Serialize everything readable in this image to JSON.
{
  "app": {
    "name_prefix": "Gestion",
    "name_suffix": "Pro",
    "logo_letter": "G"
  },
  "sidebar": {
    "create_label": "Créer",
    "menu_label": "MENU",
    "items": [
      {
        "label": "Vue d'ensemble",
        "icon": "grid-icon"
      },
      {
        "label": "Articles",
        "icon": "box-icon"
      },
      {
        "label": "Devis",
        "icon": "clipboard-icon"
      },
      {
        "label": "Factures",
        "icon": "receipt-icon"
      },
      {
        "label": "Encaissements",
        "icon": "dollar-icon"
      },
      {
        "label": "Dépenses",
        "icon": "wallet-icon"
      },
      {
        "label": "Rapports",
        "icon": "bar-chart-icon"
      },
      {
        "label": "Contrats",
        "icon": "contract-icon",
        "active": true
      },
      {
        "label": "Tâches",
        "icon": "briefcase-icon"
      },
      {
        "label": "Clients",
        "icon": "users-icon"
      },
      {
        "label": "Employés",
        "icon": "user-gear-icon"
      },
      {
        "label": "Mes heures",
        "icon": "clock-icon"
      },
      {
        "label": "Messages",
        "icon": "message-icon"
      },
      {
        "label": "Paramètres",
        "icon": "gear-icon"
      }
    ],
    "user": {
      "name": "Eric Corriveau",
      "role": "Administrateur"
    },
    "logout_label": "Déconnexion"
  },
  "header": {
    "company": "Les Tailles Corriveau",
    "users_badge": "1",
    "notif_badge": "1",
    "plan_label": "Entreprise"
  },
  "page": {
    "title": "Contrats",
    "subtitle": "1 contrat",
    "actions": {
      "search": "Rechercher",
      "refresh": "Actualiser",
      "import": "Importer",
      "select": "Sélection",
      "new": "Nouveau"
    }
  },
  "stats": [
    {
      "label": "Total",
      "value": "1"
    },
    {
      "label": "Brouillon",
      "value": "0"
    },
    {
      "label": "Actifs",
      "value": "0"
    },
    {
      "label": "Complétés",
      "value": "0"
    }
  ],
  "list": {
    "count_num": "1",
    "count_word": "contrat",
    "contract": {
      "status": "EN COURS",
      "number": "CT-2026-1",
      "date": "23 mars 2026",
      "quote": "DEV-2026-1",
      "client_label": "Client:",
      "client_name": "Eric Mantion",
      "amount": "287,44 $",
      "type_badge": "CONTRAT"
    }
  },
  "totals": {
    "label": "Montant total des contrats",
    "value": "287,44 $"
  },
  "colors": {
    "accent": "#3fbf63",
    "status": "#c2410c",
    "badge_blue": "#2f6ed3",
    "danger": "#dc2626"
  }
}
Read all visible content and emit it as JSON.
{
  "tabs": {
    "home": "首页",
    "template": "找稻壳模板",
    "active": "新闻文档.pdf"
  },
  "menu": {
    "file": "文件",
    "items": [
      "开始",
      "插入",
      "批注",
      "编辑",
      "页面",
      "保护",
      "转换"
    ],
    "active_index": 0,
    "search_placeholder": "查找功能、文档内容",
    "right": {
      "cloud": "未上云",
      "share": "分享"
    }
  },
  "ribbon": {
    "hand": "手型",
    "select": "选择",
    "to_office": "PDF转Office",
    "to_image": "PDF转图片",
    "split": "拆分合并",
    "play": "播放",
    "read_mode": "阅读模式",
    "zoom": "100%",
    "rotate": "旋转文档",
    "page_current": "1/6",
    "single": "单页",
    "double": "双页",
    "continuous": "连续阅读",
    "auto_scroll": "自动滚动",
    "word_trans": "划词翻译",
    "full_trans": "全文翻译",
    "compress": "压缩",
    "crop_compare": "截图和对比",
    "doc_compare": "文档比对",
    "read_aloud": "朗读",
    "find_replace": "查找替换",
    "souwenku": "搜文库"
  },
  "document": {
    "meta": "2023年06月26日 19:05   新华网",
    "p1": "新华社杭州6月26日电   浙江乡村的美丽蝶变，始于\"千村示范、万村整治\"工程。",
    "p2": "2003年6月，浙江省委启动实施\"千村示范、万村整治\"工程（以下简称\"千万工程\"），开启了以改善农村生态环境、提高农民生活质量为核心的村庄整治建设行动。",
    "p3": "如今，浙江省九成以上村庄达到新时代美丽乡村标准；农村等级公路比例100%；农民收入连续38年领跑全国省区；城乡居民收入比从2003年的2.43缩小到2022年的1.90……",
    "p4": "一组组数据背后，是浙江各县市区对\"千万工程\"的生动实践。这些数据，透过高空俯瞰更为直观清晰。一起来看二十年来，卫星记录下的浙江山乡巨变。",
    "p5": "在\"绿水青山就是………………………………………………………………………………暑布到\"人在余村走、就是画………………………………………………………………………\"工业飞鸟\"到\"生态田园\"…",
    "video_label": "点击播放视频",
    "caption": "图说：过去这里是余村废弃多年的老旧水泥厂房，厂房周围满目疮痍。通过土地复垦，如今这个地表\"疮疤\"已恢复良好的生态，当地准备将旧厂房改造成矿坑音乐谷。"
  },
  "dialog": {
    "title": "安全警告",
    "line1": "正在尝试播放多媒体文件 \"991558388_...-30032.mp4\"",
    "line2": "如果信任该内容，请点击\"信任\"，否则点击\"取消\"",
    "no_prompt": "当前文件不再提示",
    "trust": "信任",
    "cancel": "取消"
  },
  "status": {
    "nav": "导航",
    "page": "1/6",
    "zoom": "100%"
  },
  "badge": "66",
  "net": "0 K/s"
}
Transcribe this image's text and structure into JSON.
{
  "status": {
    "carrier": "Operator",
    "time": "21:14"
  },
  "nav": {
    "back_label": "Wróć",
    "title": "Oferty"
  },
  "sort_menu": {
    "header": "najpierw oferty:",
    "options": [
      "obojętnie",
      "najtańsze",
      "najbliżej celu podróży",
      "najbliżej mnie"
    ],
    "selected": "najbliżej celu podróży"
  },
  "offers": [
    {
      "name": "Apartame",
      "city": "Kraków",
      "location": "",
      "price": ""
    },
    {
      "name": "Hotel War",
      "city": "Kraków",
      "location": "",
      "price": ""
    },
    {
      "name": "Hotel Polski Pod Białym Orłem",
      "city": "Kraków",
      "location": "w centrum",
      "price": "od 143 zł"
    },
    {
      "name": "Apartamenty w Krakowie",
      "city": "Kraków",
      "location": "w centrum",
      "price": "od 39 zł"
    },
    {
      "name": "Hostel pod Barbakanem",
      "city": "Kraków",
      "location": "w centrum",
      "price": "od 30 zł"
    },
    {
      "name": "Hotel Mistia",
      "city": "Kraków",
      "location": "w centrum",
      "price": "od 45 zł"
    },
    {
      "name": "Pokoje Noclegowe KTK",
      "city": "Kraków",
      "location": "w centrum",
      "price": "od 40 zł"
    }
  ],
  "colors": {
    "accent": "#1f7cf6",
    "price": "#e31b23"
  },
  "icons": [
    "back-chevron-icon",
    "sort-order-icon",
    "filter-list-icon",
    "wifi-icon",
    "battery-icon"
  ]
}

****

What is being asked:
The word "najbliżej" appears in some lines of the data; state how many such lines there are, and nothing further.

Written answer:
3